Idaho Gov. Brad Little

Idaho Gov. Brad Little has ordered residents to stay home, but agriculture is exempted.

Idaho Gov. Brad Little late March 25 issued a statewide stay-at-home order and signed an extreme-emergency declaration amid COVID-19 concerns. Details were to be finalized by day’s end.

Agriculture and food production are among “essential services” that the statewide stay-at-home order exempts, said Marissa Morrison Hyer, Little’s press secretary.

The governor issued the order, to take effect immediately and last for 21 days, following guidance by Idaho public-health experts.

Confirmed COVID-19 cases totaled 100 in Idaho on March 25. Little in a March 23 news conference left isolation decisions in local hands, but at that point only Blaine County — home of the Sun Valley resort — had experienced community spread.

By March 25, spread had been documented in Ada County in the southwest region and was believed to be present in Kootenai County in the north.

“From the get-go, our focus has been to slow the spread of coronavirus to protect our most vulnerable citizens and preserve capacity in our health care system,” the governor said in a statement. “And from the beginning, I stated my commitment to making decisions about our response to coronavirus based on science. With confirmed community transmission of coronavirus now occurring in Idaho’s most populated areas, we need to take strong measures to ensure our health care facilities are not overburdened.”

The statewide stay-at-home order also exempts grocery stores, health care facilities, home health care, veterinary service, gas stations, pharmacies, essential state and local government functions, financial institutions, hardware, child care for essential workers, infrastructure and other businesses essential for the well-being of residents.

Restaurants can remain open only for drive-through, carry-out or delivery service. Near-home outdoor activities are allowed. People are encouraged to stay six feet apart.

“Our health care and public safety workers are putting themselves in harm’s way to respond to the coronavirus emergency, and we owe it to them to do our part by following this statewide stay-home order,” Little said. “We will get through this together as long as we all play an active part in fighting the spread of coronavirus.”

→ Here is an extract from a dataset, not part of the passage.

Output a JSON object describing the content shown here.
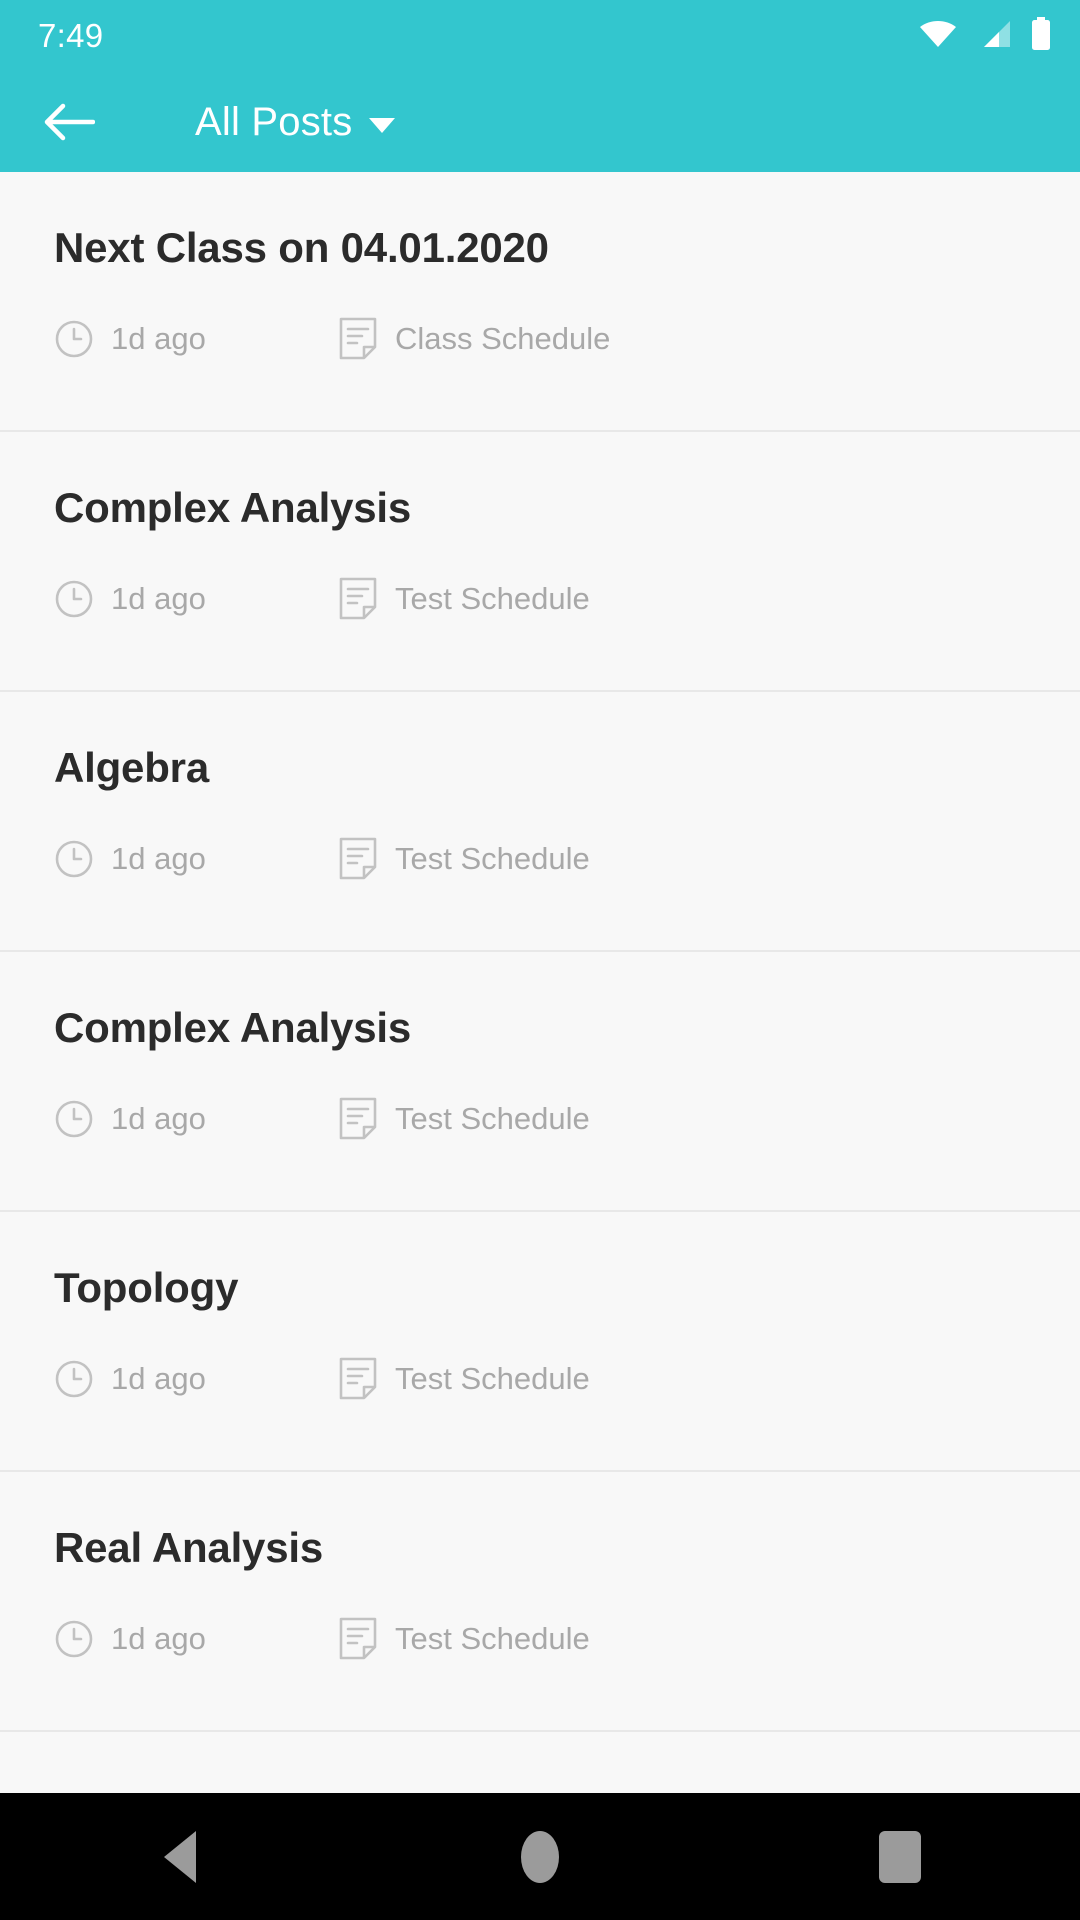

Also under the order, people must limit public transit unless to provide or obtain essential services. They must limit all discretionary travel, and all non-essential gatherings outside the household.

The extreme-emergency declaration allows the state to more effectively increase health care capacity, take steps to reduce and slow coronavirus spread, and take rapid and decisive steps to improve the condition of residents whose job and incomes are being harmed by the pandemic.

Little made the announcement at Gowen Field, where he visited with the Idaho National Guard personnel he recently mobilized to support civil authorities and local jurisdictions during the coronavirus emergency.

At his request, Guard personnel are prepared to set up a joint task force to provide mobile testing support, transport commodities, provide facilities, tents or other equipment, and perform other duties as needed in Idaho’s coronavirus response, the statement said.

The Idaho Office of Emergency Management, part of the Idaho Military Division, is the key emergency response planner and coordinator for interagency preparedness in the state.

Recommended for you